Rite Aid’s and CVS’s moves are also in stark contrast to competitor Walgreens, which has fully embraced Apple Pay and is one of Apple’s launch partners for the service. With over 8,000 stores around the United States, Walgreens has been one of the most popular locations for those testing out Apple Pay over the first week of availability.
Rogers has broadened its horizons by upgrading and expanding its LTE-A connectivity services to an additional twelve new markets in Canada. The announcement was made in a press release on the carrier’s website, where it lists the benefits that new subscribers of the service are likely to receive, in addition to download speeds of up to fifteen times faster than the standard 3G network.
The newly announced locations to receive the LTE-A service starting today are as follows:
- Saint John
If you’re a Rogers customer in one of the locations where you have the ability to access the LTE-A network, why give the operator a call today to upgrade to one of its very reasonable 4G plans?
Come comment on this article: Rogers activates its LTE-A service in 12 new markets
When next Tuesday’s 2.0 update hits for the PlayStation 4, Sony will finally turn one of the most ambitious promises it made when the console was first announced a reality. We’re talking about Share Play, of course. We know: the ability to virtually hand a controller off to a pal via the internet and have them work through a game’s tricky section for you sounds kinda like magic — the type that only Disney is capable of. But, in theory it sounds pretty simple, and the catch-up king has recently released a video that walks through the process step by step.

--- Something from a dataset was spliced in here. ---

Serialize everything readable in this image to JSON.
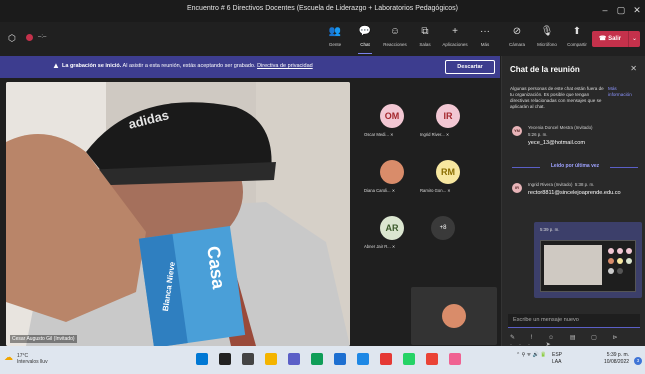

From the looks of it, the new feature is added as an option from the DualShock 4’s Share button. Naturally. How well it all works in the wild, however, remains to be seen.
The rub of it is that every function other than screen sharing (meaning, controller passing and a virtual second player controller hand-off) requires a PlayStation Plus subscription. What’s more, these virtual sharing sessions are limited to an hour apiece. After all, Sony’s in the business of selling games — letting you stream a pal’s indefinitely probably isn’t good for the bottom line.
Source: PlayStation Blog
LG announced its own mobile chipset, dubbed the ‘NUCLUN’ which employs a quad-core 1.5 GHz ARM Cortex-A15 for heavy processing and a quadcore 1.2 GHz ARM Cortex-A7 for lighter processing. LG termed this unique octa-core architecture ‘big.LITTLE’ . It supports LTE-A Cat.6, which is only available currently in South Korea. Therefore, it is logical that the device with which this SoC debuted with, LG G3 Screen, a 5.9″ G3, with a slightly lower resolution display; Full HD screen, and slightly better speaker, is designed specifically for the South Korean market.
This will prove to be an interesting turn of events, as another powerful contender joins the likes of Qualcomm, NVIDIA, and Samsung in the relatively unsaturated market of high-end mobile processing packages.